DSC00103There are many different ways to get to know new people here. The orientation has a Seattle trip and an overnight camp (CORE) on the schedule. Through these activities, I got to know a lot of people. Not only those trips, but also the breakfast and lunch at school and the campus tour was very helpful. I also got enrolled in the Foundation For Success program, a program in which current students help new students get used to the American culture, education system and life in a new country.

For students who are considering a GAP year or study abroad, I would say, do it!  Don’t let your doubts stop you. You will not regret going abroad, even though it can sometimes be hard. There are always people who want to help you, you just have to reach out to them.”


New Dutch students. Left to right: Iman, Casper, Walter, Milou, Christine



What to expect your first quarter at Green River CC

DSCN1314Going abroad is a big step, so you want to be sure you don’t get into some kind of creepy place, or somewhere that no one helps you out. Fortunately, Green River offers a lot of help to new international students.

Help starts from the moment you arrive at the airport in Seattle. Green River provides an  airport pick-up service , where they match you up with one of the many drivers or host families they have. This means you don’t have to worry about finding the right bus, or trying to explain a taxi-driver how to get to Green River.

After arrival, there are a few days of orientation, in which you get to learn about the American Culture, you learn how the system works (healthcare, safety, etc.). And one of the most important aspects of orientation is getting to meet new friends. There are two completely free activities during orientation week, a Seattle-trip and a overnight camping trip (C.O.R.E.). These activities are very good for getting to know more people and building new friendships.

When the quarter starts, new students are not completely left on their own. There are two mandatory classes: International Student College Experience and Foundation For Success (FFS).

International Student College Experience mainly focuses on academic success; it teaches about the way the American classroom works, as well as communication with teachers and American students, homework expectations and plagiarism.

In the FFS class, the focus is more on the personal success of being in a completely new environment.
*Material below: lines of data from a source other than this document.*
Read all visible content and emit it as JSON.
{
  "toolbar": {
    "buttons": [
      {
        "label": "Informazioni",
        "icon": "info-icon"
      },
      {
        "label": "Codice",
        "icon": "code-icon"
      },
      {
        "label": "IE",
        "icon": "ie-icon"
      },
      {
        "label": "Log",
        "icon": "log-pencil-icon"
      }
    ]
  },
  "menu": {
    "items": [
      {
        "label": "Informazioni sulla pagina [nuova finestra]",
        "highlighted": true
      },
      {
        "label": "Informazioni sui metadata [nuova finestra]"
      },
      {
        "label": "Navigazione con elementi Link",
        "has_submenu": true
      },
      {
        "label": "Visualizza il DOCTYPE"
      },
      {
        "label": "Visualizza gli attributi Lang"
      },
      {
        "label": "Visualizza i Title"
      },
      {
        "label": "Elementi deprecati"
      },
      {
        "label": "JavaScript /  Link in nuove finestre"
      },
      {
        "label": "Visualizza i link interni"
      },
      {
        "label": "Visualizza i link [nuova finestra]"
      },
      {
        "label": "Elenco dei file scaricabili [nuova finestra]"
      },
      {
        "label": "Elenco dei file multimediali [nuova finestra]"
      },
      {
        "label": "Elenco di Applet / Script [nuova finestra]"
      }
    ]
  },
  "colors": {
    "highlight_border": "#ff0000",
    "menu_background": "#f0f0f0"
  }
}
All new students have a peer mentor who is guides them during the first eight weeks of their student life. Students will get to know how to manage stress, how to spend their money efficiently, and how to get around the area.

kiki-mamtha-cherylAll these programs are created to help you succeed and to help you not to feel lonely or completely overwhelmed in a new culture. Of course these programs are not a guarantee that a culture shock is not going to happen, but it gives you the opportunity to not feel lonely when you arrive in a completely new country.

When I arrived for my first quarter at Green River, I was really homesick. I wanted to go home a few days after arrival. But because of the students around me, and the friends I made, I started to feel comfortable here. Orientation and the introductory classes for students helped me make new friends and the many resources on campus helped me to feel at home.  Now I don’t want to leave Green River.

Salmon statue

Washington Salmon

134608_363346327088838_1890417590_oFall is here, and for the people of Washington, that means salmon migration. In the fall salmon start swimming up  the river to lay their eggs. Salmon have to jump to some of the higher places in the river. These days, many salmon have passed our school through the Green River. There are some cities in Washington that are organizing special Salmon days events.

Last weekend, I went to one of the big salmon days in Issaquah, a small city north of Auburn. This yearly event is visited by many people all over Washington. Besides watching the salmon trying to jump over some kind of dam, there are many more things to do. There is a lot of food and other great goodies that are sold. One of the awesome things I saw is a boot where they sold ancient bats that were labeled as a wedding gift, baby shower gift etc.

Even for a non-salmon lover like me, this event is awesome and definitely worth visiting.